The questions our society should be asking, is “how did we get here?” Obviously, a system which continues to place ordinances on the books, many which are petulant, and harm poor people the most, is a real problem. It is a problem because the more laws there are on the books, the more excuses law enforcement has to make contact with individuals. Police only have two tools at their disposal. Violence and incarceration (government sanctioned kidnapping). Coupled with training which teaches police to meet all challenges with their authority with swift and overwhelming violence increases the likelihood of injury or death. The more contact the police have with people, the more likely the chance that violence will be used by the police to resolve an issue. Black people and other minorities are inordinately poor in the United States. An ever expanding base of municipal laws which restrict movement of the homeless, restrict the ability to earn a living, and are petulant in general, disproportionately affect the poor. It means they are more likely to come into contact with police on a regular basis and thus increase the likelihood of being subjected to violence by the police. Minority children raised in government public schools are learning that white society is the issue, and racism nearly always causes negative outcomes in black society. In turn, the results are anger towards police as the agents of the oppressor. Minorities then feel justified in fighting back against what they see as a gross injustice, and which they have been told for many years exists by the very same people who hire and train the police. It is, to use a cliché, a self-perpetuating problem.

It is obvious that the problem in our society between victims in black communities and police lay at the feet of the government. It is its fault for putting so many unneeded and idiotic laws on the books in our communities. It is also government’s fault for supporting the style of aggressive training for the security officers hired within those communities which train a police officer to shoot in even the smallest doubt, or it is okay to use excessive force when dealing with people guilty of minor infractions. It is also government’s fault for allowing the public schools in our communities to do more than just educating children about prejudice and bigotry. The government is guilty of radicalizing them and convincing them society is their enemy from day one. Every one of these three problems is a government problem that seems to contradict its stated purpose, and contradict the statements of people in government positions.

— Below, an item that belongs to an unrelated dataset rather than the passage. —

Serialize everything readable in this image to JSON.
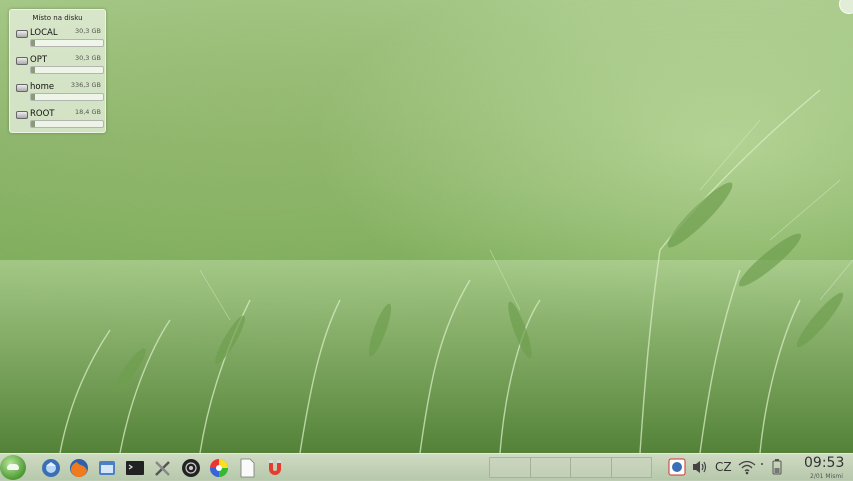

It is up to communities to end overly aggressive training for police and to remove the learning materials and educators who teach our children the mindset of victimhood. More importantly, stop over legislating and creating laws which turn harmless, victimless, activities into crimes and bring police into contact with people unnecessarily. The unnecessary violence both against peaceful citizens and the police who provide law enforcement in the thousands of communities all over the United States are a direct result of intrusive government. You can ignore the State, but you do so at your risk because it will not ignore you. Take Philando Castile and Kelly Thomas as examples if you think different. It would seem that Leviathan is the source of most of these problems and because of this cannot be the resolution. It is the promulgator of a culture of victimhood and at the same time the victimizer.